The full set of entries below, restated word for word and stripped of images, is the expected result.

══════════

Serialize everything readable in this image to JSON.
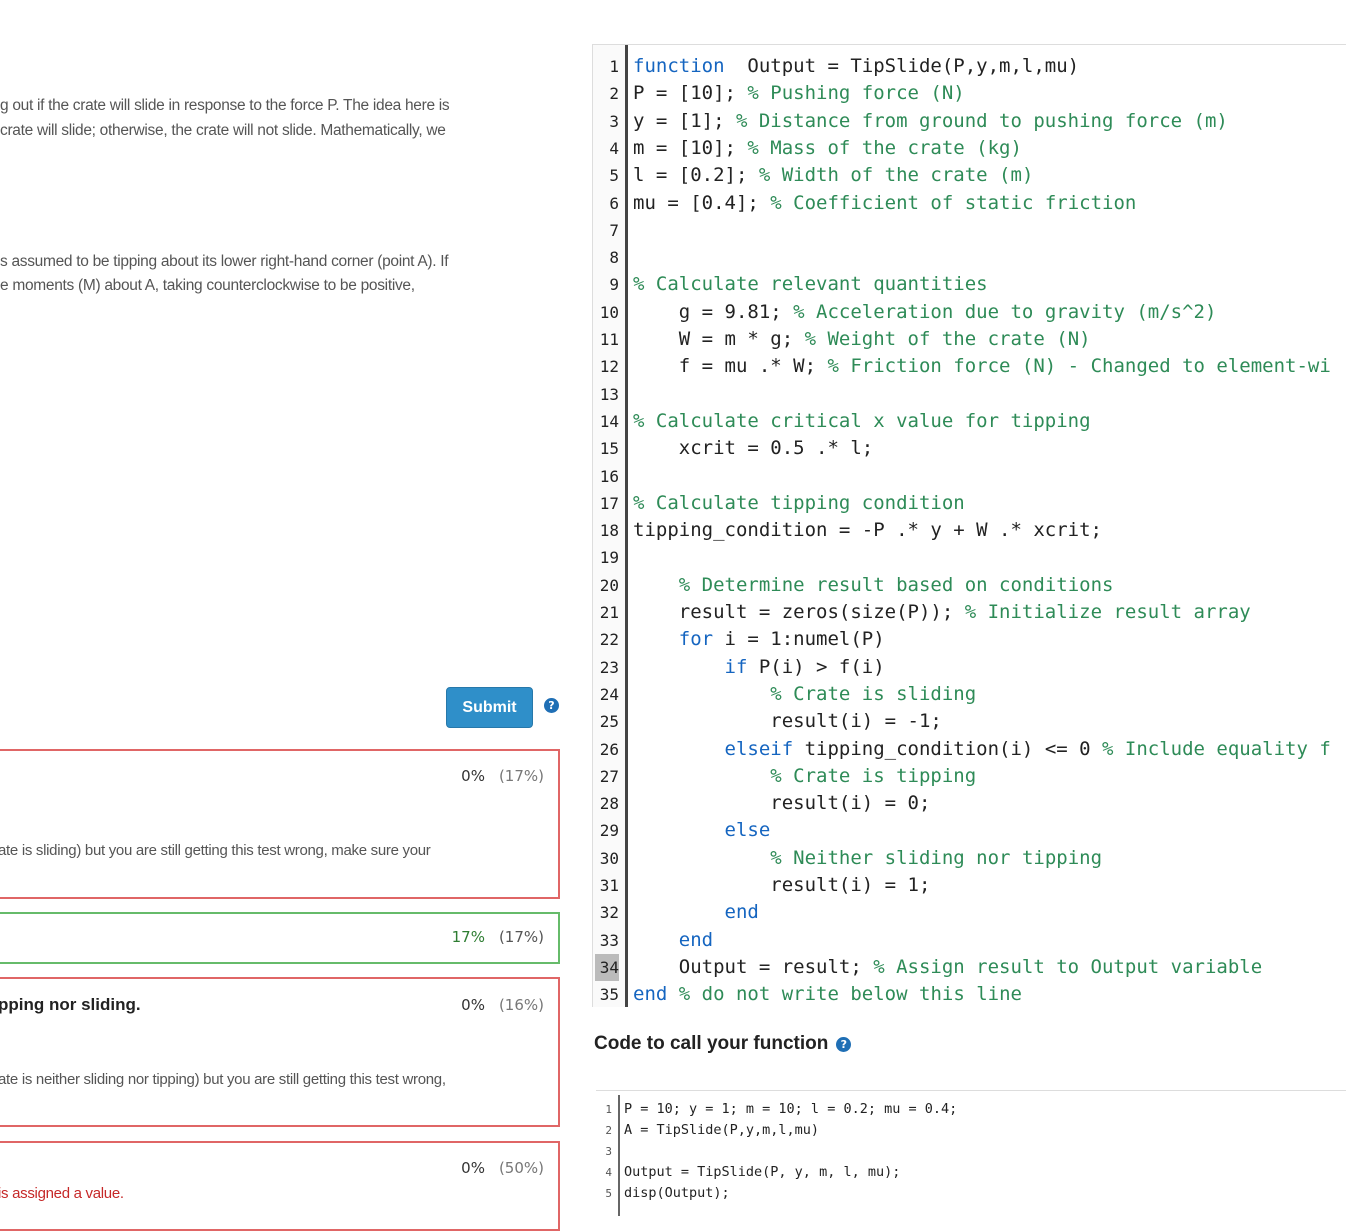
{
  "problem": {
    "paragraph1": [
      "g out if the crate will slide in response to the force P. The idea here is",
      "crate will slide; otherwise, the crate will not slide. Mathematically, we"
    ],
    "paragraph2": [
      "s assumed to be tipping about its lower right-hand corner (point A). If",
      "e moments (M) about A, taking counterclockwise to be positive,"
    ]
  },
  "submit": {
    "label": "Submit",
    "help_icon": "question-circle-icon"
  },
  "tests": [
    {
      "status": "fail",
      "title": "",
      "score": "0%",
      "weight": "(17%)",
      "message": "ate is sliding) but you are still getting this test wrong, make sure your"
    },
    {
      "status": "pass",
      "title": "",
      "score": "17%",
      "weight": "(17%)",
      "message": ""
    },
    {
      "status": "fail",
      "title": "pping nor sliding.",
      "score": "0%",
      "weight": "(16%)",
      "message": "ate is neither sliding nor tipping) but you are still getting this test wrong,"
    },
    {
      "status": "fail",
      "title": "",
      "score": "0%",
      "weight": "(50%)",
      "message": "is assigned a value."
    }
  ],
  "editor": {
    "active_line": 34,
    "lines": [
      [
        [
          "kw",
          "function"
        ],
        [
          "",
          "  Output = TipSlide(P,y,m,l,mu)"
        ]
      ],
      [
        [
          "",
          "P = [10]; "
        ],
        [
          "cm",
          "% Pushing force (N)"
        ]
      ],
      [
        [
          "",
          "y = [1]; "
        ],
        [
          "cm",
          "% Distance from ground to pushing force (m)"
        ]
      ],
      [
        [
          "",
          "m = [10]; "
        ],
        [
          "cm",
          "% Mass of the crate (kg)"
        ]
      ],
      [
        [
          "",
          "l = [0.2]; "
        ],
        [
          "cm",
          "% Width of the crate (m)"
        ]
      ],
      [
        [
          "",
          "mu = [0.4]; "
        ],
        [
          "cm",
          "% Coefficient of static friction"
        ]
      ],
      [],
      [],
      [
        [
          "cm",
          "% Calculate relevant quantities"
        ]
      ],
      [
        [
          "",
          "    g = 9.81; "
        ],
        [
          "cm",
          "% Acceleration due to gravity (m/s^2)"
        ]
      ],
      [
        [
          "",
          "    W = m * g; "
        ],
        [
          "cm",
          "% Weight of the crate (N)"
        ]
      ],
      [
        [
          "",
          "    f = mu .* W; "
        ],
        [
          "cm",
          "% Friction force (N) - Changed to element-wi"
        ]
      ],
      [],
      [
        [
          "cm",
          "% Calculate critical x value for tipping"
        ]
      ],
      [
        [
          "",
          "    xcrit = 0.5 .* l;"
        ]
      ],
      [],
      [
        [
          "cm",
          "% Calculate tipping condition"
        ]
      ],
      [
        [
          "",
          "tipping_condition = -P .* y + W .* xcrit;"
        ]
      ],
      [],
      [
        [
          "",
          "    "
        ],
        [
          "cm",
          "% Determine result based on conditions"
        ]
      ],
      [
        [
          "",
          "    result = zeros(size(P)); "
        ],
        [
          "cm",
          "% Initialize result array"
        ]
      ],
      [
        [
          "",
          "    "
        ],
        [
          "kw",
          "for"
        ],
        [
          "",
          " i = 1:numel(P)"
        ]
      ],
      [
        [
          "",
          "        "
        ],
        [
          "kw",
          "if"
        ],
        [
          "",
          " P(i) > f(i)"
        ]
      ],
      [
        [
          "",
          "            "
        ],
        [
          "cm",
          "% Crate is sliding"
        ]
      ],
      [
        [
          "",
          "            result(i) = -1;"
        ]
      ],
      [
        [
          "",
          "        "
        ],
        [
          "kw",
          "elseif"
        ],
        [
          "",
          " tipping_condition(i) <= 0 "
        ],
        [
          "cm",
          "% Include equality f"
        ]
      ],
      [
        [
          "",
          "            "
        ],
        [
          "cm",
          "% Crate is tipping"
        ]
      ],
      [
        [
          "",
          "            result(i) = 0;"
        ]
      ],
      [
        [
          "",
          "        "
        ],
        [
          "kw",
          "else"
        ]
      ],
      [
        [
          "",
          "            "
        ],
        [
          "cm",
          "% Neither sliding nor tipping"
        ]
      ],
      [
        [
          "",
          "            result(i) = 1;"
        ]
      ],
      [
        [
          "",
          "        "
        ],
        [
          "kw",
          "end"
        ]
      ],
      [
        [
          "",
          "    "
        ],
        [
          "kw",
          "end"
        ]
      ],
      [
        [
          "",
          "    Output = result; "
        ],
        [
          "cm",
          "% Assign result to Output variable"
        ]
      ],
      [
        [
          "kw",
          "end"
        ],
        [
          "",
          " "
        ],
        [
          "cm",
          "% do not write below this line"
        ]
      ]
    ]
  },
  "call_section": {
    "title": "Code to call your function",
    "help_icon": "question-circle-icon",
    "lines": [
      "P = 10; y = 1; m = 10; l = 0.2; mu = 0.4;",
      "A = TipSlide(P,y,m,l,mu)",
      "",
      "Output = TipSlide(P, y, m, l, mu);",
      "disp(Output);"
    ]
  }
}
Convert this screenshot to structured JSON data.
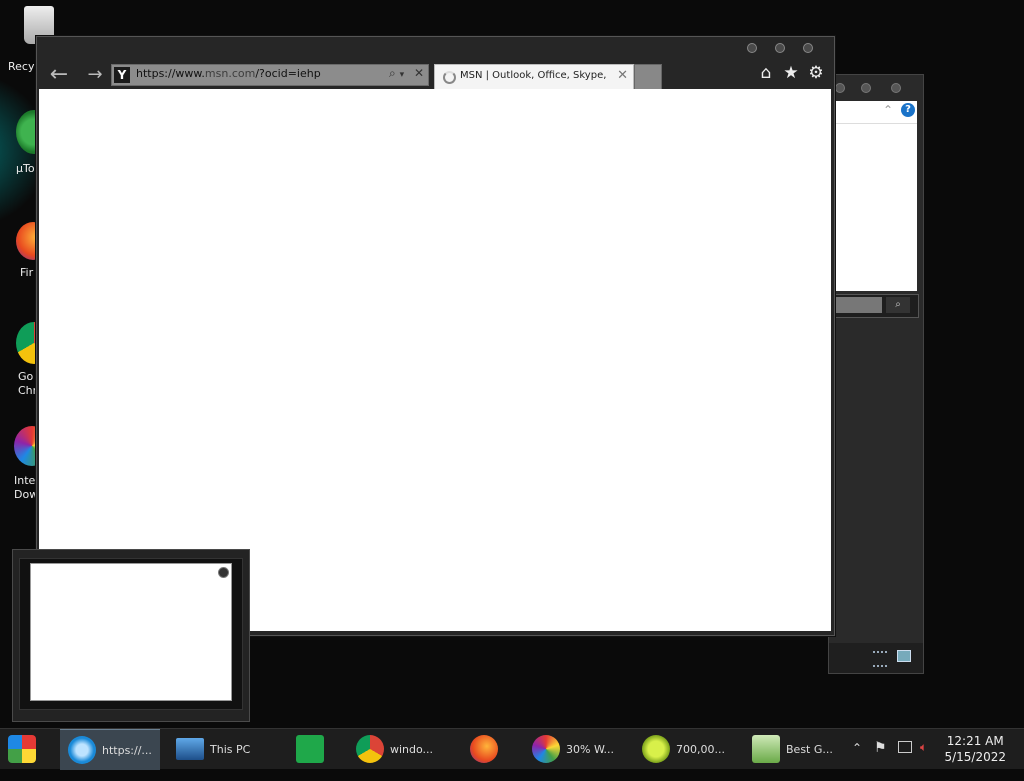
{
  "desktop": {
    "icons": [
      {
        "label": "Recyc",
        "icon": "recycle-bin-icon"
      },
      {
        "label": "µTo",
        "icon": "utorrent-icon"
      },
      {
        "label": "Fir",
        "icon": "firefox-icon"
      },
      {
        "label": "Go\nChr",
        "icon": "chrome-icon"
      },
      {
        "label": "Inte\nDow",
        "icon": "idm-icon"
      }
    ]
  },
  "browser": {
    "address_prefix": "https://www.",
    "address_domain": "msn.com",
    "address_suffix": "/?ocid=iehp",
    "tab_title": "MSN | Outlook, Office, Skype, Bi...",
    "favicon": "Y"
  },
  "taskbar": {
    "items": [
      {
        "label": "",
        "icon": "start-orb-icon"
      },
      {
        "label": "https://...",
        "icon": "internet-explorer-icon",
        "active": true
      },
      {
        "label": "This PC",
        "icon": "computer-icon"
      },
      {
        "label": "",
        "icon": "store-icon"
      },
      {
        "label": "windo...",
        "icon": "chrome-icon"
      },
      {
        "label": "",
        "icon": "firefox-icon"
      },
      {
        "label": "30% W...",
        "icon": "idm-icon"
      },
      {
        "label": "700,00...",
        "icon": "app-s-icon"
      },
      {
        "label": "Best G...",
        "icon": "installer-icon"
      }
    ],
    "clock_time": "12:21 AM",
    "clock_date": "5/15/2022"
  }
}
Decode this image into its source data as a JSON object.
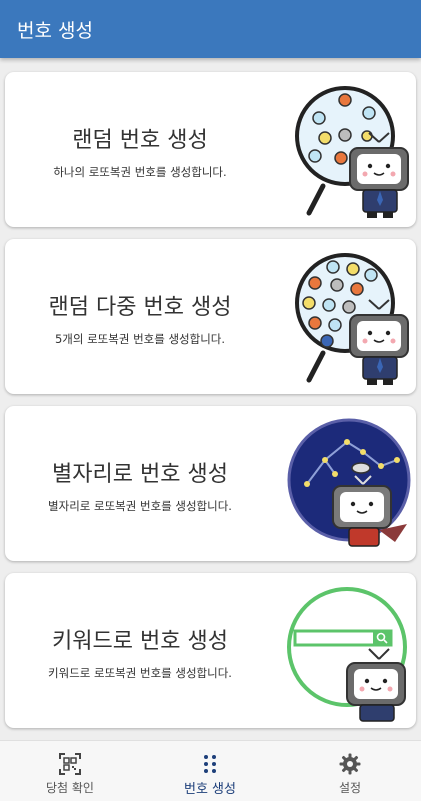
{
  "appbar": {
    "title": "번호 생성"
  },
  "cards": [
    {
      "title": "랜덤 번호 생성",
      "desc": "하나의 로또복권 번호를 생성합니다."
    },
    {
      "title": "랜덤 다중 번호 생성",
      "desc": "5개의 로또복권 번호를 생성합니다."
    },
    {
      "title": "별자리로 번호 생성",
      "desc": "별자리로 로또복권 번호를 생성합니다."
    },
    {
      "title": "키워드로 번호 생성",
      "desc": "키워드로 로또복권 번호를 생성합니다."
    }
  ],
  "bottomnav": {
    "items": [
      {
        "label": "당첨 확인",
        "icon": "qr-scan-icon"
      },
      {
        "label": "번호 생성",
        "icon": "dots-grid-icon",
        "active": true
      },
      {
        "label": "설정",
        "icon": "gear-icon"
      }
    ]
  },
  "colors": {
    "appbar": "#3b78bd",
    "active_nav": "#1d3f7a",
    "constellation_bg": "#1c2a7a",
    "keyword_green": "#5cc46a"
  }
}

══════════

COMPLETED TASK >>
Serialize everything readable in this image to JSON.
{
  "problem": {
    "paragraph1": [
      "g out if the crate will slide in response to the force P. The idea here is",
      "crate will slide; otherwise, the crate will not slide. Mathematically, we"
    ],
    "paragraph2": [
      "s assumed to be tipping about its lower right-hand corner (point A). If",
      "e moments (M) about A, taking counterclockwise to be positive,"
    ]
  },
  "submit": {
    "label": "Submit",
    "help_icon": "question-circle-icon"
  },
  "tests": [
    {
      "status": "fail",
      "title": "",
      "score": "0%",
      "weight": "(17%)",
      "message": "ate is sliding) but you are still getting this test wrong, make sure your"
    },
    {
      "status": "pass",
      "title": "",
      "score": "17%",
      "weight": "(17%)",
      "message": ""
    },
    {
      "status": "fail",
      "title": "pping nor sliding.",
      "score": "0%",
      "weight": "(16%)",
      "message": "ate is neither sliding nor tipping) but you are still getting this test wrong,"
    },
    {
      "status": "fail",
      "title": "",
      "score": "0%",
      "weight": "(50%)",
      "message": "is assigned a value."
    }
  ],
  "editor": {
    "active_line": 34,
    "lines": [
      [
        [
          "kw",
          "function"
        ],
        [
          "",
          "  Output = TipSlide(P,y,m,l,mu)"
        ]
      ],
      [
        [
          "",
          "P = [10]; "
        ],
        [
          "cm",
          "% Pushing force (N)"
        ]
      ],
      [
        [
          "",
          "y = [1]; "
        ],
        [
          "cm",
          "% Distance from ground to pushing force (m)"
        ]
      ],
      [
        [
          "",
          "m = [10]; "
        ],
        [
          "cm",
          "% Mass of the crate (kg)"
        ]
      ],
      [
        [
          "",
          "l = [0.2]; "
        ],
        [
          "cm",
          "% Width of the crate (m)"
        ]
      ],
      [
        [
          "",
          "mu = [0.4]; "
        ],
        [
          "cm",
          "% Coefficient of static friction"
        ]
      ],
      [],
      [],
      [
        [
          "cm",
          "% Calculate relevant quantities"
        ]
      ],
      [
        [
          "",
          "    g = 9.81; "
        ],
        [
          "cm",
          "% Acceleration due to gravity (m/s^2)"
        ]
      ],
      [
        [
          "",
          "    W = m * g; "
        ],
        [
          "cm",
          "% Weight of the crate (N)"
        ]
      ],
      [
        [
          "",
          "    f = mu .* W; "
        ],
        [
          "cm",
          "% Friction force (N) - Changed to element-wi"
        ]
      ],
      [],
      [
        [
          "cm",
          "% Calculate critical x value for tipping"
        ]
      ],
      [
        [
          "",
          "    xcrit = 0.5 .* l;"
        ]
      ],
      [],
      [
        [
          "cm",
          "% Calculate tipping condition"
        ]
      ],
      [
        [
          "",
          "tipping_condition = -P .* y + W .* xcrit;"
        ]
      ],
      [],
      [
        [
          "",
          "    "
        ],
        [
          "cm",
          "% Determine result based on conditions"
        ]
      ],
      [
        [
          "",
          "    result = zeros(size(P)); "
        ],
        [
          "cm",
          "% Initialize result array"
        ]
      ],
      [
        [
          "",
          "    "
        ],
        [
          "kw",
          "for"
        ],
        [
          "",
          " i = 1:numel(P)"
        ]
      ],
      [
        [
          "",
          "        "
        ],
        [
          "kw",
          "if"
        ],
        [
          "",
          " P(i) > f(i)"
        ]
      ],
      [
        [
          "",
          "            "
        ],
        [
          "cm",
          "% Crate is sliding"
        ]
      ],
      [
        [
          "",
          "            result(i) = -1;"
        ]
      ],
      [
        [
          "",
          "        "
        ],
        [
          "kw",
          "elseif"
        ],
        [
          "",
          " tipping_condition(i) <= 0 "
        ],
        [
          "cm",
          "% Include equality f"
        ]
      ],
      [
        [
          "",
          "            "
        ],
        [
          "cm",
          "% Crate is tipping"
        ]
      ],
      [
        [
          "",
          "            result(i) = 0;"
        ]
      ],
      [
        [
          "",
          "        "
        ],
        [
          "kw",
          "else"
        ]
      ],
      [
        [
          "",
          "            "
        ],
        [
          "cm",
          "% Neither sliding nor tipping"
        ]
      ],
      [
        [
          "",
          "            result(i) = 1;"
        ]
      ],
      [
        [
          "",
          "        "
        ],
        [
          "kw",
          "end"
        ]
      ],
      [
        [
          "",
          "    "
        ],
        [
          "kw",
          "end"
        ]
      ],
      [
        [
          "",
          "    Output = result; "
        ],
        [
          "cm",
          "% Assign result to Output variable"
        ]
      ],
      [
        [
          "kw",
          "end"
        ],
        [
          "",
          " "
        ],
        [
          "cm",
          "% do not write below this line"
        ]
      ]
    ]
  },
  "call_section": {
    "title": "Code to call your function",
    "help_icon": "question-circle-icon",
    "lines": [
      "P = 10; y = 1; m = 10; l = 0.2; mu = 0.4;",
      "A = TipSlide(P,y,m,l,mu)",
      "",
      "Output = TipSlide(P, y, m, l, mu);",
      "disp(Output);"
    ]
  }
}
Convert this screenshot to structured JSON data.
{
  "desktop": {
    "icons": [
      {
        "label": "Recyc",
        "icon": "recycle-bin-icon"
      },
      {
        "label": "µTo",
        "icon": "utorrent-icon"
      },
      {
        "label": "Fir",
        "icon": "firefox-icon"
      },
      {
        "label": "Go\nChr",
        "icon": "chrome-icon"
      },
      {
        "label": "Inte\nDow",
        "icon": "idm-icon"
      }
    ]
  },
  "browser": {
    "address_prefix": "https://www.",
    "address_domain": "msn.com",
    "address_suffix": "/?ocid=iehp",
    "tab_title": "MSN | Outlook, Office, Skype, Bi...",
    "favicon": "Y"
  },
  "taskbar": {
    "items": [
      {
        "label": "",
        "icon": "start-orb-icon"
      },
      {
        "label": "https://...",
        "icon": "internet-explorer-icon",
        "active": true
      },
      {
        "label": "This PC",
        "icon": "computer-icon"
      },
      {
        "label": "",
        "icon": "store-icon"
      },
      {
        "label": "windo...",
        "icon": "chrome-icon"
      },
      {
        "label": "",
        "icon": "firefox-icon"
      },
      {
        "label": "30% W...",
        "icon": "idm-icon"
      },
      {
        "label": "700,00...",
        "icon": "app-s-icon"
      },
      {
        "label": "Best G...",
        "icon": "installer-icon"
      }
    ],
    "clock_time": "12:21 AM",
    "clock_date": "5/15/2022"
  }
}
Decode this image into its source data as a JSON object.
{
  "appbar": {
    "title": "번호 생성"
  },
  "cards": [
    {
      "title": "랜덤 번호 생성",
      "desc": "하나의 로또복권 번호를 생성합니다."
    },
    {
      "title": "랜덤 다중 번호 생성",
      "desc": "5개의 로또복권 번호를 생성합니다."
    },
    {
      "title": "별자리로 번호 생성",
      "desc": "별자리로 로또복권 번호를 생성합니다."
    },
    {
      "title": "키워드로 번호 생성",
      "desc": "키워드로 로또복권 번호를 생성합니다."
    }
  ],
  "bottomnav": {
    "items": [
      {
        "label": "당첨 확인",
        "icon": "qr-scan-icon"
      },
      {
        "label": "번호 생성",
        "icon": "dots-grid-icon",
        "active": true
      },
      {
        "label": "설정",
        "icon": "gear-icon"
      }
    ]
  },
  "colors": {
    "appbar": "#3b78bd",
    "active_nav": "#1d3f7a",
    "constellation_bg": "#1c2a7a",
    "keyword_green": "#5cc46a"
  }
}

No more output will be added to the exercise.